## Data extracts

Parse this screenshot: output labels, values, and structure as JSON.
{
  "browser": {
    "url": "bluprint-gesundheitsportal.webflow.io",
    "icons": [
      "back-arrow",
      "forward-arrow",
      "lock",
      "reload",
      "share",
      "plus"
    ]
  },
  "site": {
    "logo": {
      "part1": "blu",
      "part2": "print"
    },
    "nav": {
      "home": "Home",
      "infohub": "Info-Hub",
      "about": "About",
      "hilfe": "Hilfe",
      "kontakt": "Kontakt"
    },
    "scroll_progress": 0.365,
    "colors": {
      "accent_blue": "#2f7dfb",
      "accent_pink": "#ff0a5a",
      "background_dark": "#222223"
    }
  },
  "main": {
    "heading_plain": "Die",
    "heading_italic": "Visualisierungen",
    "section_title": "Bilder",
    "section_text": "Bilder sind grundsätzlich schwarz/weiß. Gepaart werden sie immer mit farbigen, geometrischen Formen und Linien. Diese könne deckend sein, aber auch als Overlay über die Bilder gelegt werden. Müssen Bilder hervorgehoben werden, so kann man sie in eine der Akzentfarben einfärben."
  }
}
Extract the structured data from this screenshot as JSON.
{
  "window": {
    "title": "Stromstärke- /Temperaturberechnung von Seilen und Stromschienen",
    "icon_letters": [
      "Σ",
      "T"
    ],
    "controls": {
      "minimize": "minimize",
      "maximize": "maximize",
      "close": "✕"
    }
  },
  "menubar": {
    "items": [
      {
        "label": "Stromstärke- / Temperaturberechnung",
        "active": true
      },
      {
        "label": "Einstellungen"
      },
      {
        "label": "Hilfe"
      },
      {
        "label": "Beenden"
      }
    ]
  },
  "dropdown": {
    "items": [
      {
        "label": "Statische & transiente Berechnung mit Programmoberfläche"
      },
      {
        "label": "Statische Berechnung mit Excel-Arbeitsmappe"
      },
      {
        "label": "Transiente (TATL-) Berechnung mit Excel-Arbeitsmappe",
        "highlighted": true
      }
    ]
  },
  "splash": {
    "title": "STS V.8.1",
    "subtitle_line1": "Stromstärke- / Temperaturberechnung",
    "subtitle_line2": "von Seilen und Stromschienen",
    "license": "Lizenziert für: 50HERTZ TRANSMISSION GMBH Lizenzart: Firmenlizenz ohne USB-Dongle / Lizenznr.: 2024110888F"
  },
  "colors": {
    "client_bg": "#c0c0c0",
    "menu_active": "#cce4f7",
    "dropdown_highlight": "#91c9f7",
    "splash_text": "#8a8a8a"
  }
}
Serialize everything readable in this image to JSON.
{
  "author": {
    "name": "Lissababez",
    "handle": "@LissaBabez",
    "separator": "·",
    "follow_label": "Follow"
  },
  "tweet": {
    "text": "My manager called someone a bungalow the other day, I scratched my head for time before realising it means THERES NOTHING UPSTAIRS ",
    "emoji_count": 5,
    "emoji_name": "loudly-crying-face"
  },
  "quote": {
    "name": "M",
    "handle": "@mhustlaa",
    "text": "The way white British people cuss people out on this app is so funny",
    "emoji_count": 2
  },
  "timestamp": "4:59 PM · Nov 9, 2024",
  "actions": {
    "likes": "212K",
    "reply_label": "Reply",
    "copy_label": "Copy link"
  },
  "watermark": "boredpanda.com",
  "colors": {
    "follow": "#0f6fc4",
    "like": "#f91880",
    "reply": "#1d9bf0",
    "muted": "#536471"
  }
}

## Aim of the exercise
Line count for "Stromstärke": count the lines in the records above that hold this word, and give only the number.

## Response box
3